This stand [that wikis are insufficient for documentation -ed.], in my opinion, addresses the wrong problem. My basic rebuttal would be that PHP userland lacks not merely “robust”? documentation, but that it lacks “almost all”? documentation. The key here is not merely to improve the state of existing docs, but to get **any** docs to exist in the first place … and wikis help with this tremendously. They are not perfect, but they are a great start to get some docs out there.
Paul’s writing in response to Sean Coates, who says Wikis are not for documentation and makes a strong argument that low-barrier to entry collaborative writing that enables quick iterations is a great for documentation writing, even at the expense of structure.
Of course, just because you don’t require structure doesn’t mean you can’t allow structure. Technical documentation benefits from structure, but suffers from required structure. Make it easy for people to write something (anything!) and worry later about getting it into a structured format.
On a related note, I had a good conversation last night with Alex Russell, a developer on JotSpot (
whose apt. we fled to from the tag tuesday tsunami scare - I’m told it wasn’t his apartment. I assumed it was, since he new the WEP key. :-)). One of the interesting things they’re doing is creating wiki software that can be shaped into a more structured application. This bottom-up/content-first-structure-later approach could be very fruitful for technical documentation. He and I both agree that it is difficult to figure out exactly what the structure of your data should be until the data is large enough to cause you pain.
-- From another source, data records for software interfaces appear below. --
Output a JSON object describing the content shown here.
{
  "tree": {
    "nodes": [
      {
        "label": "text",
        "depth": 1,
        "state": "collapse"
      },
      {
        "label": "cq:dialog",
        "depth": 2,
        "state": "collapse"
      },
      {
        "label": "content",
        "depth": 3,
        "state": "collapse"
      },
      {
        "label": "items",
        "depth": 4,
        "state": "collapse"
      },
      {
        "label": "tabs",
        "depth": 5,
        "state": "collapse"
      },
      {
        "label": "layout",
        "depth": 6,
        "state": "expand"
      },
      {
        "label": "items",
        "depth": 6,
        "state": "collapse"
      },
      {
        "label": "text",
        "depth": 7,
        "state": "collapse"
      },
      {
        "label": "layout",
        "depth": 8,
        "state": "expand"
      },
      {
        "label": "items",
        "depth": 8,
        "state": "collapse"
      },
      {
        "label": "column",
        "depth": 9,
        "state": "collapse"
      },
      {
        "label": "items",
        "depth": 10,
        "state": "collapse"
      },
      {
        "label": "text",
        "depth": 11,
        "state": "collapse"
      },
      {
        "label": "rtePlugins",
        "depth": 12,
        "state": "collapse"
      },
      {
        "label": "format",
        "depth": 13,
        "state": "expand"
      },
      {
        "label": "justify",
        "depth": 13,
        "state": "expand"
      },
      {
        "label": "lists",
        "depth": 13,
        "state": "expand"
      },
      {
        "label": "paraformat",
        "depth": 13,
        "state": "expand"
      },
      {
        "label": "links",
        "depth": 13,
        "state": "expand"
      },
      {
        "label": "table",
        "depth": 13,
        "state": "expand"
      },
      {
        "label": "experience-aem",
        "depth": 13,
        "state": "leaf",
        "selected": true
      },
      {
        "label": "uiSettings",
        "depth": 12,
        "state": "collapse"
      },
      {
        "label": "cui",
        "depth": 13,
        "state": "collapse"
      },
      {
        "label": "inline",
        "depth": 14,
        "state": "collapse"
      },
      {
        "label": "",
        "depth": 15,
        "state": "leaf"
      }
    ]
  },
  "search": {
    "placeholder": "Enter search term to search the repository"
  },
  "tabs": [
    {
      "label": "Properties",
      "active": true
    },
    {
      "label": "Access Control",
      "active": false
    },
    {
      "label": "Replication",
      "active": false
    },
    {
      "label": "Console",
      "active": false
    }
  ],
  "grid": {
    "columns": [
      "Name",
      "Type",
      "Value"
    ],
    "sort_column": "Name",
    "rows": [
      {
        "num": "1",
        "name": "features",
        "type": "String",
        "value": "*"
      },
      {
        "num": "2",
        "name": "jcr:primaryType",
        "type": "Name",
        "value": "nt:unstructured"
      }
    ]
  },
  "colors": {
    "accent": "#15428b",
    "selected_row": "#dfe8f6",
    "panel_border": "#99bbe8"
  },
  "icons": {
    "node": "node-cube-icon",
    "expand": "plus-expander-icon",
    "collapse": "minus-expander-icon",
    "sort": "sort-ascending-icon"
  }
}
Unfortunately, few tools are capable with dealing with this workflow style.
The tools must improve.